Therefore, with a round-robin load-balanced pool of servers, tickets have to be disabled because servers would not accept tickets from neighbors. One way to solve this is to generate keys deterministically by hashing some common secret with the private key. I have implemented this approach for stud. Here is a simplified version (no error handling, no allocation) of the pull request for this feature:

unsigned char keys[48];
EVP_PKEY *pkey = grab_private_key();

/* To get our key, we sign the seed with the private key */
unsigned int siglen;
unsigned char sign[LARGE_ENOUGH];
EVP_MD_CTX mdctx;
EVP_SignInit(&mdctx, EVP_sha256());
EVP_SignUpdate(&mdctx, some_secret, strlen(some_secret));
EVP_SignFinal(&mdctx, sign, &siglen, pkey);

/* And we keep only the first bytes. */
memcpy(keys, sign, sizeof(keys));

/* Tell OpenSSL to use these keys */
SSL_CTX_set_tlsext_ticket_keys(ctx, keys, sizeof(keys));

Update (2011-11)

Paul Querna has added support for configuring keys protecting session tickets in Apache HTTPD. This adds two new directives: SSLTicketKeyFile and SSLTicketKeyDefault.

Update (2011-11)

If you care about perfect forward secrecy like the one provided by cipher suites like DHE-RSA-AES128-SHA, using tickets this way will weaken it. The keys should be rotated in some synchronized way.


While tests can be done with just openssl s_client and openssl sess_id, testing all aspects can take a lot of time. For this purpose, I have written a client testing session resume with and without tickets. Here is a typical result:

twitter.com RFC session resume
Example of test with twitter.com

The program will try to establish five consecutive TLS connections for each IP without and with tickets. For each IP, the last four TLS connections should always reuse the first TLS session.

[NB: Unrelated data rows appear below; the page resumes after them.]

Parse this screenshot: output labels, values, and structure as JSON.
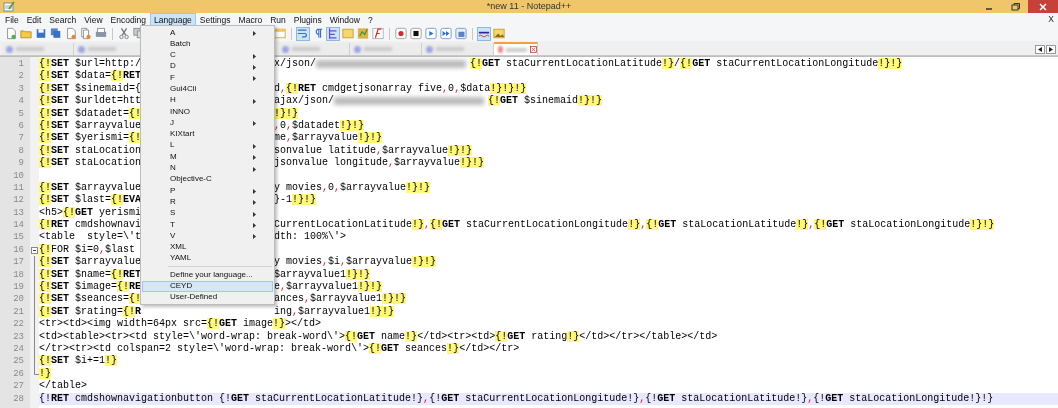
{
  "window": {
    "title": "*new 11 - Notepad++"
  },
  "menu_bar": [
    {
      "label": "File",
      "selected": false
    },
    {
      "label": "Edit",
      "selected": false
    },
    {
      "label": "Search",
      "selected": false
    },
    {
      "label": "View",
      "selected": false
    },
    {
      "label": "Encoding",
      "selected": false
    },
    {
      "label": "Language",
      "selected": true
    },
    {
      "label": "Settings",
      "selected": false
    },
    {
      "label": "Macro",
      "selected": false
    },
    {
      "label": "Run",
      "selected": false
    },
    {
      "label": "Plugins",
      "selected": false
    },
    {
      "label": "Window",
      "selected": false
    },
    {
      "label": "?",
      "selected": false
    }
  ],
  "document_close": "X",
  "toolbar": [
    {
      "pressed": false
    },
    {
      "pressed": false
    },
    {
      "pressed": false
    },
    {
      "pressed": false
    },
    {
      "pressed": false
    },
    {
      "pressed": false
    },
    {
      "pressed": false
    },
    {
      "pressed": false
    },
    {
      "pressed": false
    },
    {
      "pressed": false
    },
    {
      "pressed": true
    },
    {
      "pressed": false
    },
    {
      "pressed": true
    },
    {
      "pressed": false
    },
    {
      "pressed": false
    },
    {
      "pressed": false
    },
    {
      "pressed": false
    },
    {
      "pressed": false
    },
    {
      "pressed": false
    },
    {
      "pressed": false
    },
    {
      "pressed": false
    },
    {
      "pressed": true
    },
    {
      "pressed": false
    }
  ],
  "tabs": [
    {
      "selected": false
    },
    {
      "selected": false
    },
    {
      "selected": false
    },
    {
      "selected": false
    },
    {
      "selected": false
    },
    {
      "selected": true
    }
  ],
  "language_menu": [
    {
      "kind": "item",
      "label": "A",
      "submenu": true,
      "selected": false
    },
    {
      "kind": "item",
      "label": "Batch",
      "submenu": false,
      "selected": false
    },
    {
      "kind": "item",
      "label": "C",
      "submenu": true,
      "selected": false
    },
    {
      "kind": "item",
      "label": "D",
      "submenu": true,
      "selected": false
    },
    {
      "kind": "item",
      "label": "F",
      "submenu": true,
      "selected": false
    },
    {
      "kind": "item",
      "label": "Gui4Cli",
      "submenu": false,
      "selected": false
    },
    {
      "kind": "item",
      "label": "H",
      "submenu": true,
      "selected": false
    },
    {
      "kind": "item",
      "label": "INNO",
      "submenu": false,
      "selected": false
    },
    {
      "kind": "item",
      "label": "J",
      "submenu": true,
      "selected": false
    },
    {
      "kind": "item",
      "label": "KIXtart",
      "submenu": false,
      "selected": false
    },
    {
      "kind": "item",
      "label": "L",
      "submenu": true,
      "selected": false
    },
    {
      "kind": "item",
      "label": "M",
      "submenu": true,
      "selected": false
    },
    {
      "kind": "item",
      "label": "N",
      "submenu": true,
      "selected": false
    },
    {
      "kind": "item",
      "label": "Objective-C",
      "submenu": false,
      "selected": false
    },
    {
      "kind": "item",
      "label": "P",
      "submenu": true,
      "selected": false
    },
    {
      "kind": "item",
      "label": "R",
      "submenu": true,
      "selected": false
    },
    {
      "kind": "item",
      "label": "S",
      "submenu": true,
      "selected": false
    },
    {
      "kind": "item",
      "label": "T",
      "submenu": true,
      "selected": false
    },
    {
      "kind": "item",
      "label": "V",
      "submenu": true,
      "selected": false
    },
    {
      "kind": "item",
      "label": "XML",
      "submenu": false,
      "selected": false
    },
    {
      "kind": "item",
      "label": "YAML",
      "submenu": false,
      "selected": false
    },
    {
      "kind": "separator"
    },
    {
      "kind": "item",
      "label": "Define your language...",
      "submenu": false,
      "selected": false
    },
    {
      "kind": "item",
      "label": "CEYD",
      "submenu": false,
      "selected": true
    },
    {
      "kind": "item",
      "label": "User-Defined",
      "submenu": false,
      "selected": false
    }
  ],
  "editor": {
    "lines": [
      {
        "number": "1",
        "left": "{!**SET** $url=http:/",
        "right": [
          {
            "kind": "code",
            "text": "x/json/"
          },
          {
            "kind": "blurred"
          },
          {
            "kind": "code",
            "text": "{!**GET** staCurrentLocationLatitude!}/{!**GET** staCurrentLocationLongitude!}!}"
          }
        ],
        "current": false
      },
      {
        "number": "2",
        "left": "{!**SET** $data={!**RET**",
        "current": false
      },
      {
        "number": "3",
        "left": "{!**SET** $sinemaid={",
        "right": [
          {
            "kind": "code",
            "text": "d,{!**RET** cmdgetjsonarray five,0,$data!}!}!}"
          }
        ],
        "current": false
      },
      {
        "number": "4",
        "left": "{!**SET** $urldet=htt",
        "right": [
          {
            "kind": "code",
            "text": "ajax/json/"
          },
          {
            "kind": "blurred"
          },
          {
            "kind": "code",
            "text": "{!**GET** $sinemaid!}!}"
          }
        ],
        "current": false
      },
      {
        "number": "5",
        "left": "{!**SET** $datadet={!",
        "right": [
          {
            "kind": "code",
            "text": "!}!}"
          }
        ],
        "current": false
      },
      {
        "number": "6",
        "left": "{!**SET** $arrayvalue",
        "right": [
          {
            "kind": "code",
            "text": ",0,$datadet!}!}"
          }
        ],
        "current": false
      },
      {
        "number": "7",
        "left": "{!**SET** $yerismi={!",
        "right": [
          {
            "kind": "code",
            "text": "me,$arrayvalue!}!}"
          }
        ],
        "current": false
      },
      {
        "number": "8",
        "left": "{!**SET** staLocation",
        "right": [
          {
            "kind": "code",
            "text": "sonvalue latitude,$arrayvalue!}!}"
          }
        ],
        "current": false
      },
      {
        "number": "9",
        "left": "{!**SET** staLocation",
        "right": [
          {
            "kind": "code",
            "text": "jsonvalue longitude,$arrayvalue!}!}"
          }
        ],
        "current": false
      },
      {
        "number": "10",
        "current": false
      },
      {
        "number": "11",
        "left": "{!**SET** $arrayvalue",
        "right": [
          {
            "kind": "code",
            "text": "y movies,0,$arrayvalue!}!}"
          }
        ],
        "current": false
      },
      {
        "number": "12",
        "left": "{!**SET** $last={!**EVA**",
        "right": [
          {
            "kind": "code",
            "text": "}-1!}!}"
          }
        ],
        "current": false
      },
      {
        "number": "13",
        "left": "<h5>{!**GET** yerismi",
        "current": false
      },
      {
        "number": "14",
        "left": "{!**RET** cmdshownavi",
        "right": [
          {
            "kind": "code",
            "text": "CurrentLocationLatitude!},{!**GET** staCurrentLocationLongitude!},{!**GET** staLocationLatitude!},{!**GET** staLocationLongitude!}!}"
          }
        ],
        "current": false
      },
      {
        "number": "15",
        "left": "<table  style=\\'t",
        "right": [
          {
            "kind": "code",
            "text": "dth: 100%\\'>"
          }
        ],
        "current": false
      },
      {
        "number": "16",
        "left": "{!FOR $i=0,$last",
        "current": false,
        "fold_start": true
      },
      {
        "number": "17",
        "left": "{!**SET** $arrayvalue",
        "right": [
          {
            "kind": "code",
            "text": "y movies,$i,$arrayvalue!}!}"
          }
        ],
        "current": false,
        "in_fold": true
      },
      {
        "number": "18",
        "left": "{!**SET** $name={!**RET**",
        "right": [
          {
            "kind": "code",
            "text": "$arrayvalue1!}!}"
          }
        ],
        "current": false,
        "in_fold": true
      },
      {
        "number": "19",
        "left": "{!**SET** $image={!**RE**",
        "right": [
          {
            "kind": "code",
            "text": "e,$arrayvalue1!}!}"
          }
        ],
        "current": false,
        "in_fold": true
      },
      {
        "number": "20",
        "left": "{!**SET** $seances={!",
        "right": [
          {
            "kind": "code",
            "text": "ances,$arrayvalue1!}!}"
          }
        ],
        "current": false,
        "in_fold": true
      },
      {
        "number": "21",
        "left": "{!**SET** $rating={!**R**",
        "right": [
          {
            "kind": "code",
            "text": "ing,$arrayvalue1!}!}"
          }
        ],
        "current": false,
        "in_fold": true
      },
      {
        "number": "22",
        "full": "<tr><td><img width=64px src={!**GET** image!}></td>",
        "current": false,
        "in_fold": true
      },
      {
        "number": "23",
        "full": "<td><table><tr><td style=\\'word-wrap: break-word\\'>{!**GET** name!}</td><tr><td>{!**GET** rating!}</td></tr></table></td>",
        "current": false,
        "in_fold": true
      },
      {
        "number": "24",
        "full": "</tr><tr><td colspan=2 style=\\'word-wrap: break-word\\'>{!**GET** seances!}</td></tr>",
        "current": false,
        "in_fold": true
      },
      {
        "number": "25",
        "full": "{!**SET** $i+=1!}",
        "current": false,
        "in_fold": true
      },
      {
        "number": "26",
        "full": "!}",
        "current": false,
        "fold_end": true
      },
      {
        "number": "27",
        "full": "</table>",
        "current": false
      },
      {
        "number": "28",
        "full": "{!**RET** cmdshownavigationbutton {!**GET** staCurrentLocationLatitude!},{!**GET** staCurrentLocationLongitude!},{!**GET** staLocationLatitude!},{!**GET** staLocationLongitude!}!}",
        "current": true
      }
    ]
  }
}
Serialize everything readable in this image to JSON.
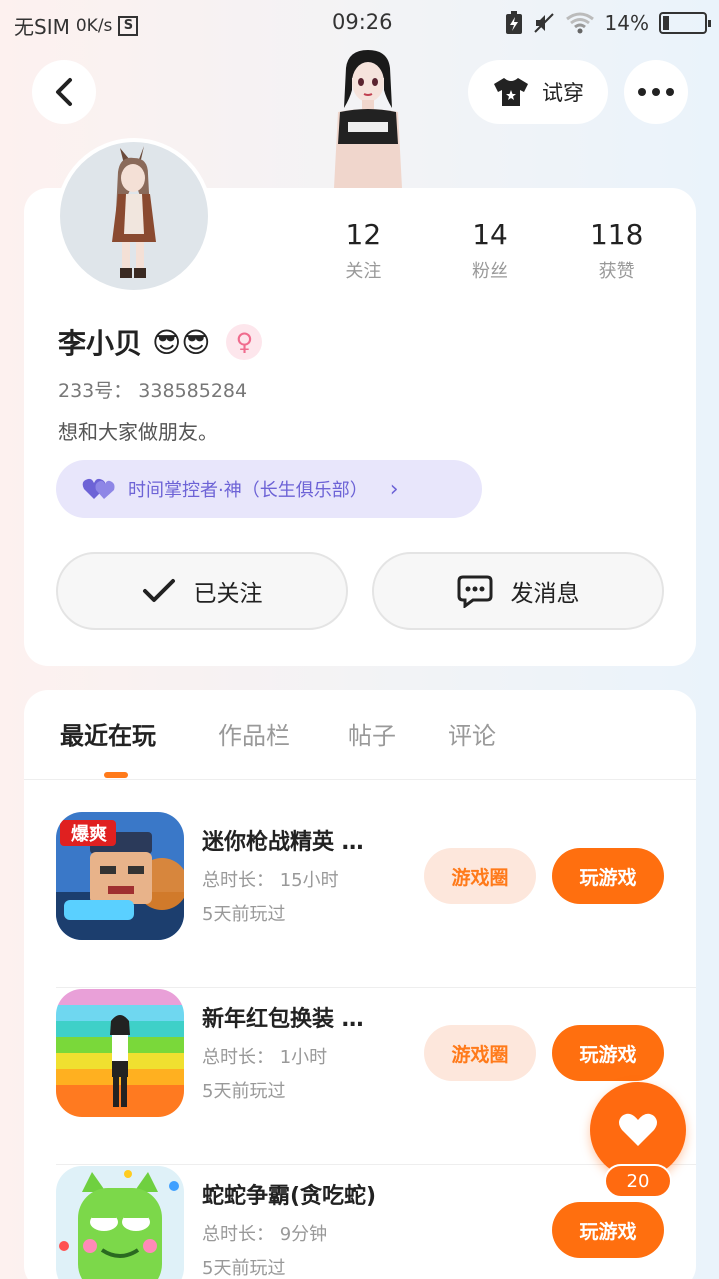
{
  "status_bar": {
    "carrier": "无SIM",
    "speed": "0K/s",
    "sim_badge": "S",
    "time": "09:26",
    "battery": "14%",
    "battery_level": 0.14
  },
  "header": {
    "try_on_label": "试穿"
  },
  "profile": {
    "stats": [
      {
        "value": "12",
        "label": "关注"
      },
      {
        "value": "14",
        "label": "粉丝"
      },
      {
        "value": "118",
        "label": "获赞"
      }
    ],
    "name": "李小贝",
    "name_emojis": "😎😎",
    "gender_icon": "♀",
    "uid": "233号： 338585284",
    "bio": "想和大家做朋友。",
    "club_badge": "时间掌控者·神（长生俱乐部）",
    "follow_label": "已关注",
    "message_label": "发消息"
  },
  "tabs": [
    "最近在玩",
    "作品栏",
    "帖子",
    "评论"
  ],
  "games": [
    {
      "title": "迷你枪战精英 …",
      "duration": "总时长： 15小时",
      "last_played": "5天前玩过",
      "circle_label": "游戏圈",
      "play_label": "玩游戏",
      "icon_badge": "爆爽"
    },
    {
      "title": "新年红包换装 …",
      "duration": "总时长： 1小时",
      "last_played": "5天前玩过",
      "circle_label": "游戏圈",
      "play_label": "玩游戏"
    },
    {
      "title": "蛇蛇争霸(贪吃蛇)",
      "duration": "总时长： 9分钟",
      "last_played": "5天前玩过",
      "play_label": "玩游戏"
    }
  ],
  "like_fab": {
    "count": "20"
  },
  "colors": {
    "accent": "#ff6f0f",
    "badge_purple": "#6d63d6"
  }
}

Here, Twitter web servers seem properly configured: for each IP, session resume is successful. Their web servers do not support tickets or they may have disabled it because they share the session cache between servers inside the same pool.

  1. RFC 5077 describes interactions between session identifiers and session tickets. When using tickets, the server should send back an empty session identifier. The client may present an empty session identifier or generate one. However, for all practical purposes, it seems that servers send back a non-empty session identifier and clients just stick to this identifier. Please, investigate if you want to use TLS session identifiers for load-balancing while keeping tickets enabled. ↩︎